Most of the arguments put forward by Greens4HS2 originated outside of the group, and outside of GPEW itself. The influence of Gareth Dennis (who is not a Green party member) is particularly prevalent, as can be seen in the group’s newsletter for the Autumn 2021 party conference (below) where he has provided the line to take, and even its Rail Alphabet-based logo.

Greens4HS2 leaflet, October 2021 (first side)
Greens4HS2 leaflet, Oct 2021
Greens4HS2 leaflet, October 2021 (2nd side)

The main job of HS2, according to the newsletter (and Mr Dennis) is to ‘free up our congested rail network, making room for many more local and freight trains’, and it could play ‘a big part’ in ‘a low carbon future for transport’.

So, exactly where on the existing railway would HS2 enable ‘many more local and freight trains to run’? Greens4HS2 members have always been completely unable to provide quantification for any particular stretch of line.

The Solihull branch of GPEW is a particular hotbed of Greens4HS2 support, so one might expect them to be eager to detail the ‘HS2-enabled uplift’ in local and freight trains achievable on the existing Coventry to Birmingham line, which runs through the north of their borough. But all they have ever been able to do, is parrot the inanities of Mr Dennis.

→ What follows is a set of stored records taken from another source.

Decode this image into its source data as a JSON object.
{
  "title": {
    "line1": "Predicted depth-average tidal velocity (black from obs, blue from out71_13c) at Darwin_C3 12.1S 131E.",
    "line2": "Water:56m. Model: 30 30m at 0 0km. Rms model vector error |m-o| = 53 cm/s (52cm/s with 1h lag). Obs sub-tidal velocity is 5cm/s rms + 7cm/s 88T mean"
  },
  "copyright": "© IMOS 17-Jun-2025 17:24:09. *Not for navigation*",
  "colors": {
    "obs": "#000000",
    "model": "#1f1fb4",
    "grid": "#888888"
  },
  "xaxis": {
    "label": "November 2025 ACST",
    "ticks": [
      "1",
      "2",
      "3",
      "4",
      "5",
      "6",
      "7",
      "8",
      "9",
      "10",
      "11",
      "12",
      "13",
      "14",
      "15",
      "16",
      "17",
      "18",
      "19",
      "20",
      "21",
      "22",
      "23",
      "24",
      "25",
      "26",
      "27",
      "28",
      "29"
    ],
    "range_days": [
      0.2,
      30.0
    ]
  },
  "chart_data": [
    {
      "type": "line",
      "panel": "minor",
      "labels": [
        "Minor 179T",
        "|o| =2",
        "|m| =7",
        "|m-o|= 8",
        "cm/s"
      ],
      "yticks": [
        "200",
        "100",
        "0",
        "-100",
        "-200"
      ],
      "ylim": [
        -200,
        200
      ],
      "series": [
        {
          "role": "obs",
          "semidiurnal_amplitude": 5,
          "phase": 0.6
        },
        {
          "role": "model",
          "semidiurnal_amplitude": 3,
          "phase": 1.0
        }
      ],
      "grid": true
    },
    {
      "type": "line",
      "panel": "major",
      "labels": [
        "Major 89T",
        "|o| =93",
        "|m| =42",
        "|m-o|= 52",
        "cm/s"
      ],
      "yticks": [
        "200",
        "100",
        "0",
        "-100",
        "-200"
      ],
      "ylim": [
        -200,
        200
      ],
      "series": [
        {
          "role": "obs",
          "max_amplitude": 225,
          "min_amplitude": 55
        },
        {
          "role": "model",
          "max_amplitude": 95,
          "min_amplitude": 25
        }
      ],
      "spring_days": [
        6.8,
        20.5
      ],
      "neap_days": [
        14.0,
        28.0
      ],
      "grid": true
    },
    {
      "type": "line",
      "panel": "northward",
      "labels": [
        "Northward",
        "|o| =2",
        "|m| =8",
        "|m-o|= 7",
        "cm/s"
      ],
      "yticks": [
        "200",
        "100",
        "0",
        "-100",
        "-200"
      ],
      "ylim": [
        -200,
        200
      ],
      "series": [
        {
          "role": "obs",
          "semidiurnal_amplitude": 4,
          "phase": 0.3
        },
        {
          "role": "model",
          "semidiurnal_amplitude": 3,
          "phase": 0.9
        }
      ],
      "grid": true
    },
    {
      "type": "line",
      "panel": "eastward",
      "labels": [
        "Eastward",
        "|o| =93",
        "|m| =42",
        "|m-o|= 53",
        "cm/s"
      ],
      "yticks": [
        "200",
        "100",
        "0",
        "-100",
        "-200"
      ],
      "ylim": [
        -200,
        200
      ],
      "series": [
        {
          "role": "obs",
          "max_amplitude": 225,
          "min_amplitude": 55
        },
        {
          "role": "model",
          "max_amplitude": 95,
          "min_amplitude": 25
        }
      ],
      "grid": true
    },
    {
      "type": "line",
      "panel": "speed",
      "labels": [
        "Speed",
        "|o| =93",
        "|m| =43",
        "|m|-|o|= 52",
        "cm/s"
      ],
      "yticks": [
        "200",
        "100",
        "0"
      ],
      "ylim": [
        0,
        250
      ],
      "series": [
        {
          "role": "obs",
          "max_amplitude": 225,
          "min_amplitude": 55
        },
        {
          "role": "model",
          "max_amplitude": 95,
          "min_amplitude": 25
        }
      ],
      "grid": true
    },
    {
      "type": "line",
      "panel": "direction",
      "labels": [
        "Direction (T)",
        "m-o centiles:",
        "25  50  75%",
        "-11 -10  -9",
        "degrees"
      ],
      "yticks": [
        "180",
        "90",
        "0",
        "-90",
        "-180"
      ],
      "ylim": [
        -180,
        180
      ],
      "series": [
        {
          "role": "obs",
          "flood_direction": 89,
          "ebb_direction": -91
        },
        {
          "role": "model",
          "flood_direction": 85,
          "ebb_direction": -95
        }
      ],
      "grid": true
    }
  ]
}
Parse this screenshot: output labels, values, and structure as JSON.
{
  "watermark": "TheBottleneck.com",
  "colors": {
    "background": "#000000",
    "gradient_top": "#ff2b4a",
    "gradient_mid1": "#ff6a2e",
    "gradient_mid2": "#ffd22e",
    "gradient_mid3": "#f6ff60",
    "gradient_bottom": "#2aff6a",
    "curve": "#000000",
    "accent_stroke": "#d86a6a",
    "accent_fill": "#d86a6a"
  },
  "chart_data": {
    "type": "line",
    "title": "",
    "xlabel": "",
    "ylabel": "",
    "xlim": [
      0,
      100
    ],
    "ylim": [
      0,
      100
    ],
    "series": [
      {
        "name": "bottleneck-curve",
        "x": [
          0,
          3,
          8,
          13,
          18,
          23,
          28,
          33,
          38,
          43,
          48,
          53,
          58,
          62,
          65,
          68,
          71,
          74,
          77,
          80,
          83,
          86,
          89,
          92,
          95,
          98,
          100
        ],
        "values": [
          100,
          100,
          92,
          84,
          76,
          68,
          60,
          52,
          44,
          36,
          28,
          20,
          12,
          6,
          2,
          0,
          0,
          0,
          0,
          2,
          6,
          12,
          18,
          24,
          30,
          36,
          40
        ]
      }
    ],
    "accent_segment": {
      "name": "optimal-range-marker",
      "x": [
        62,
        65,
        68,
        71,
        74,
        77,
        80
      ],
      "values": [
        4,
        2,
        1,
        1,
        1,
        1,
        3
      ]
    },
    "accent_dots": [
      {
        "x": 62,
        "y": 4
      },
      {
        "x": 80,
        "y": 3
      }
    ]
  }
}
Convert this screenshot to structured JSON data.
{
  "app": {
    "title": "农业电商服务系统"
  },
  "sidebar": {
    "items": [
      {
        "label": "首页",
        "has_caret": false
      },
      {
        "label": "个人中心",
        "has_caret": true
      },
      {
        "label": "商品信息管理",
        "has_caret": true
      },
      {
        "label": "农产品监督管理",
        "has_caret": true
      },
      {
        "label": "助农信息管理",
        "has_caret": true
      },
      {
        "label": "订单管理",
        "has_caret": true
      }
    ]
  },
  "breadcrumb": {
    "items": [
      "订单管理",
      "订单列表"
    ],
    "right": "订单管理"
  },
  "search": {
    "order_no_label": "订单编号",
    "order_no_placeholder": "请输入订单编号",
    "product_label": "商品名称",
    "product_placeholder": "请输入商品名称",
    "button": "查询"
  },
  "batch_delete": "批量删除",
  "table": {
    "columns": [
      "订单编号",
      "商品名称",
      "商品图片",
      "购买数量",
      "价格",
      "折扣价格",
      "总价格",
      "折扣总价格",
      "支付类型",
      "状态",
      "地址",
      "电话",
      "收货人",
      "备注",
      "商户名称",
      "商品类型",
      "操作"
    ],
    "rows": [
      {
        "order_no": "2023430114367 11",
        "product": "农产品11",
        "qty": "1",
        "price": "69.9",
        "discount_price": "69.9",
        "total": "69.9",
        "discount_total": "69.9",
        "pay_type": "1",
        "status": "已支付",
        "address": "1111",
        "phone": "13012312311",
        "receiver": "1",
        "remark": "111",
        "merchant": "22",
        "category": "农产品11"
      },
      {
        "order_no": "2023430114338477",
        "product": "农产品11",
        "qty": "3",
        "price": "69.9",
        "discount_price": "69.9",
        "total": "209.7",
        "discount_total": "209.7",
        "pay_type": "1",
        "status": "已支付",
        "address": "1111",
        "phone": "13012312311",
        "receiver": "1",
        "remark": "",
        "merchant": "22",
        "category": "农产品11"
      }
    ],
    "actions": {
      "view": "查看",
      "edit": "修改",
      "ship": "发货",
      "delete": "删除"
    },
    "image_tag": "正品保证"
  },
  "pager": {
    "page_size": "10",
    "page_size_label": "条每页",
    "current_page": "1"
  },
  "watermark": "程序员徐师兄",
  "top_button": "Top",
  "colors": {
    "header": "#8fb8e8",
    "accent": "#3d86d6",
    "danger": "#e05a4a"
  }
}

Written by beleben

October 23, 2021 at 2:06 pm

Posted in HS2, misinformation